*The task*:
What follows is a block of records; reproduce all of it verbatim.

*Available records*:
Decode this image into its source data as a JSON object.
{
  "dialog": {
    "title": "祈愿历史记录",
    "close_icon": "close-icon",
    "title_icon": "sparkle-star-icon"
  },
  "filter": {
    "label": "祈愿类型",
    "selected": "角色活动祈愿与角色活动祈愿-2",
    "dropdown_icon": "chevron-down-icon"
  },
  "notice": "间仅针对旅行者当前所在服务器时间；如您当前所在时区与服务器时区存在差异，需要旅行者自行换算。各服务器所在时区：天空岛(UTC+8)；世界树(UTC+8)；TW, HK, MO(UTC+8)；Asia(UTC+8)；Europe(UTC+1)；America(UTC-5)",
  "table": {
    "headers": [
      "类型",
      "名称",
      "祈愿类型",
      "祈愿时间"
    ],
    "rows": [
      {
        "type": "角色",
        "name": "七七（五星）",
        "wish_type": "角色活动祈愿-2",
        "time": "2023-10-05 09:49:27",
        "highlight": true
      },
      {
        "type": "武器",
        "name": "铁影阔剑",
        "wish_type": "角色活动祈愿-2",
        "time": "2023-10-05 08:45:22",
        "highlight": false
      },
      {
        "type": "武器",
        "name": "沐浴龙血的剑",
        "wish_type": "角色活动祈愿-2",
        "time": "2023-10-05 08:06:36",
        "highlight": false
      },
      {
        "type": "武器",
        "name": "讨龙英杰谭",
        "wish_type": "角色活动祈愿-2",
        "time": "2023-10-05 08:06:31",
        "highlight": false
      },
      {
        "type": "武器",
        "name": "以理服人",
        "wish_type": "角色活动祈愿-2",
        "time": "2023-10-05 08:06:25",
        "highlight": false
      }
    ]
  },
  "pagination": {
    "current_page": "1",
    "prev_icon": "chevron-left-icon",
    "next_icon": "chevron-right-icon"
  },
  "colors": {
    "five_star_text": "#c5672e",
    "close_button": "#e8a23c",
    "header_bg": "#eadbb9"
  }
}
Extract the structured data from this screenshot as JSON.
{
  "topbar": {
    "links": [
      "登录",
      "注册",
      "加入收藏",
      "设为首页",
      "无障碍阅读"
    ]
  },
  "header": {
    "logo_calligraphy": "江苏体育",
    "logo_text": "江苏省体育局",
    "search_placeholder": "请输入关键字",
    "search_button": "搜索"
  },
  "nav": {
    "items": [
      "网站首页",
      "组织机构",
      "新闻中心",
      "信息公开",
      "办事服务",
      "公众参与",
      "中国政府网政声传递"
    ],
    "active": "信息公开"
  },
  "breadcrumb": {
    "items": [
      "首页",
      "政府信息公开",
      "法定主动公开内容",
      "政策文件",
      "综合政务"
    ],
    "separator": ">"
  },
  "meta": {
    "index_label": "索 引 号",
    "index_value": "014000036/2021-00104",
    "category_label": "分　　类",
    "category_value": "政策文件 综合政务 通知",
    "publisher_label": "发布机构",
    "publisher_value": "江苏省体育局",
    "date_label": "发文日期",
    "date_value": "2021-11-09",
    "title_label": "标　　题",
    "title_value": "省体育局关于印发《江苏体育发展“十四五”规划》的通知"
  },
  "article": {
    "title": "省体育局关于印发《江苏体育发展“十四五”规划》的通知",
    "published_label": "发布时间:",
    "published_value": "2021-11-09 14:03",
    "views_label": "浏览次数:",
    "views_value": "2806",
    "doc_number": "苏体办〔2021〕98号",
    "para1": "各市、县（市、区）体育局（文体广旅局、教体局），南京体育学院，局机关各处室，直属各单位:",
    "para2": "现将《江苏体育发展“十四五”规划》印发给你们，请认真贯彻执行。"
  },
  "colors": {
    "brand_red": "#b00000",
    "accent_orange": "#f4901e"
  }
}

*Response to the exercise*:
Decode this image into its source data as a JSON object.
{
  "dialog": {
    "title": "祈愿历史记录",
    "close_icon": "close-icon",
    "title_icon": "sparkle-star-icon"
  },
  "filter": {
    "label": "祈愿类型",
    "selected": "角色活动祈愿与角色活动祈愿-2",
    "dropdown_icon": "chevron-down-icon"
  },
  "notice": "间仅针对旅行者当前所在服务器时间；如您当前所在时区与服务器时区存在差异，需要旅行者自行换算。各服务器所在时区：天空岛(UTC+8)；世界树(UTC+8)；TW, HK, MO(UTC+8)；Asia(UTC+8)；Europe(UTC+1)；America(UTC-5)",
  "table": {
    "headers": [
      "类型",
      "名称",
      "祈愿类型",
      "祈愿时间"
    ],
    "rows": [
      {
        "type": "角色",
        "name": "七七（五星）",
        "wish_type": "角色活动祈愿-2",
        "time": "2023-10-05 09:49:27",
        "highlight": true
      },
      {
        "type": "武器",
        "name": "铁影阔剑",
        "wish_type": "角色活动祈愿-2",
        "time": "2023-10-05 08:45:22",
        "highlight": false
      },
      {
        "type": "武器",
        "name": "沐浴龙血的剑",
        "wish_type": "角色活动祈愿-2",
        "time": "2023-10-05 08:06:36",
        "highlight": false
      },
      {
        "type": "武器",
        "name": "讨龙英杰谭",
        "wish_type": "角色活动祈愿-2",
        "time": "2023-10-05 08:06:31",
        "highlight": false
      },
      {
        "type": "武器",
        "name": "以理服人",
        "wish_type": "角色活动祈愿-2",
        "time": "2023-10-05 08:06:25",
        "highlight": false
      }
    ]
  },
  "pagination": {
    "current_page": "1",
    "prev_icon": "chevron-left-icon",
    "next_icon": "chevron-right-icon"
  },
  "colors": {
    "five_star_text": "#c5672e",
    "close_button": "#e8a23c",
    "header_bg": "#eadbb9"
  }
}
Extract the structured data from this screenshot as JSON.
{
  "topbar": {
    "links": [
      "登录",
      "注册",
      "加入收藏",
      "设为首页",
      "无障碍阅读"
    ]
  },
  "header": {
    "logo_calligraphy": "江苏体育",
    "logo_text": "江苏省体育局",
    "search_placeholder": "请输入关键字",
    "search_button": "搜索"
  },
  "nav": {
    "items": [
      "网站首页",
      "组织机构",
      "新闻中心",
      "信息公开",
      "办事服务",
      "公众参与",
      "中国政府网政声传递"
    ],
    "active": "信息公开"
  },
  "breadcrumb": {
    "items": [
      "首页",
      "政府信息公开",
      "法定主动公开内容",
      "政策文件",
      "综合政务"
    ],
    "separator": ">"
  },
  "meta": {
    "index_label": "索 引 号",
    "index_value": "014000036/2021-00104",
    "category_label": "分　　类",
    "category_value": "政策文件 综合政务 通知",
    "publisher_label": "发布机构",
    "publisher_value": "江苏省体育局",
    "date_label": "发文日期",
    "date_value": "2021-11-09",
    "title_label": "标　　题",
    "title_value": "省体育局关于印发《江苏体育发展“十四五”规划》的通知"
  },
  "article": {
    "title": "省体育局关于印发《江苏体育发展“十四五”规划》的通知",
    "published_label": "发布时间:",
    "published_value": "2021-11-09 14:03",
    "views_label": "浏览次数:",
    "views_value": "2806",
    "doc_number": "苏体办〔2021〕98号",
    "para1": "各市、县（市、区）体育局（文体广旅局、教体局），南京体育学院，局机关各处室，直属各单位:",
    "para2": "现将《江苏体育发展“十四五”规划》印发给你们，请认真贯彻执行。"
  },
  "colors": {
    "brand_red": "#b00000",
    "accent_orange": "#f4901e"
  }
}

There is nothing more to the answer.